If you’ve ever tried running WordPress behind a proxy server, you’ll quickly run into error messages and find out just how troublesome it can really be. The good news, though, is that there’s a pretty easy fix.
WordPress is the world’s most popular content management system. During the course of doing its job, WordPress needs to connect with other websites to check for updates or to pull in a Twitter feed for example. The problem, though, is that it can’t when running behind a proxy, because the outgoing connections haven’t been routed through the proxy server. This is a common scenario on corporate and academic networks. The result is that you won’t be notified of updates to your themes, plugins and WordPress core, and to top it off you’ll see the error message below plastered across your Admin dashboard.
Warning: An unexpected error occurred. Something may be wrong with WordPress.org or this server’s configuration. If you continue to have problems, please try the <a href=”https://wordpress.org/support/” target=”_blank”>support forums. (WordPress could not establish a secure connection to WordPress.org. Please contact your server administrator.) in C:\xampp\htdocs\wordpress\wp-includes\update.php on line 479
To fix the error message and to enable WordPress to function correctly you need to tell WordPress about your network proxy. I know this sounds complicated, but trust me, it isn’t.
To get started you need to gather the following information:

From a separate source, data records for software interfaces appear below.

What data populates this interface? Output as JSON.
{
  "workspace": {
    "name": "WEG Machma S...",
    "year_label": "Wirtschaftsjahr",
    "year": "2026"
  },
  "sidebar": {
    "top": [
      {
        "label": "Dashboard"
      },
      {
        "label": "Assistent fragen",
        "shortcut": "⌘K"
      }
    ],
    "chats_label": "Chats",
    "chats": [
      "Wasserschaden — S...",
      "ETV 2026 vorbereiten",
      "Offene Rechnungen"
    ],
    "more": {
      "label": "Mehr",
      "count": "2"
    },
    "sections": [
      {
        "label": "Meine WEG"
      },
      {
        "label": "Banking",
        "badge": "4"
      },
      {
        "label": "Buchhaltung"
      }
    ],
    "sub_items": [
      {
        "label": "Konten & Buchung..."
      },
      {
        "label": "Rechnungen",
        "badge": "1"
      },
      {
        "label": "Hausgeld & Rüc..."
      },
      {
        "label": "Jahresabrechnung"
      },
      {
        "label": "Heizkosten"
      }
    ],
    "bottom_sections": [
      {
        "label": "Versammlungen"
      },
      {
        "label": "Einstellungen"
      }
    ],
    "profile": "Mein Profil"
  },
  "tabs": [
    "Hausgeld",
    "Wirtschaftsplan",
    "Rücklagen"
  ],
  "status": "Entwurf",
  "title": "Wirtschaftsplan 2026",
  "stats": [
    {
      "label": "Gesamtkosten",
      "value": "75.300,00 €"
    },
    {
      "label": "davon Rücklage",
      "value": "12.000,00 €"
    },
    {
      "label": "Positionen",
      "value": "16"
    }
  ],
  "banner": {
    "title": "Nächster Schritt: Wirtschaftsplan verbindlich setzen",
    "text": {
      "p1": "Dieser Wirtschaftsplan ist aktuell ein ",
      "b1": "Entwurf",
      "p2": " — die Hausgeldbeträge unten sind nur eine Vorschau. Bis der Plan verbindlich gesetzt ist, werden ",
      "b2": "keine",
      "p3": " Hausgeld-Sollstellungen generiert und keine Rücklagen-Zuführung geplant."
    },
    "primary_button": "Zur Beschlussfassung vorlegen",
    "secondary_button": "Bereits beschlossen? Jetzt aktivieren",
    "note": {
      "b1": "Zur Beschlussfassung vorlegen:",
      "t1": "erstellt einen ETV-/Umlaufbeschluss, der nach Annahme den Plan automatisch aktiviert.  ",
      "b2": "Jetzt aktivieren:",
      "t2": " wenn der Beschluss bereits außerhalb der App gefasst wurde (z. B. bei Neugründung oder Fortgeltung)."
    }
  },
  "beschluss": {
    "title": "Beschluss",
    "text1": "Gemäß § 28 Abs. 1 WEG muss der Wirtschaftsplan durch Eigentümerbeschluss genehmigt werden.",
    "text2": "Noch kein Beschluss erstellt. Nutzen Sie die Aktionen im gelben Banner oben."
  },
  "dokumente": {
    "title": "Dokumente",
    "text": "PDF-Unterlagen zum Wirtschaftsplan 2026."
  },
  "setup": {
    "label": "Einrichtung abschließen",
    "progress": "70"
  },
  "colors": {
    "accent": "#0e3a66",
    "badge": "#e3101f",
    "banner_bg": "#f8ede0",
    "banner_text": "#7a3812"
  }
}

- The network address of your proxy server e.g. proxy.atyourdomain.net
- The port number you need to connect to the proxy server e.g. 8080
- A username for the proxy server
- A password for the proxy server
Once you have your proxy server details you need enter the following lines into your wp-config.php replacing the settings below with your own.
/* Proxy Authentication Details */ define('WP_PROXY_HOST', 'poxy.serveraddress'); define('WP_PROXY_PORT', 'proxy_port_number'); define('WP_PROXY_USERNAME', 'your_username'); define('WP_PROXY_PASSWORD', 'your_password'); define('WP_PROXY_BYPASS_HOSTS', 'localhost');
I chose to enter my proxy details at the top, right before the database details section.
Even though running WordPress behind a proxy server can be frustrating, I hope this post helped you fix the problems you were running into. If it did, I’d love to hear from you or if you’ve run into other errors with WordPress behind a proxy, I’d love to hear how you went about solving them in the comment section below, so we can hopefully help others too.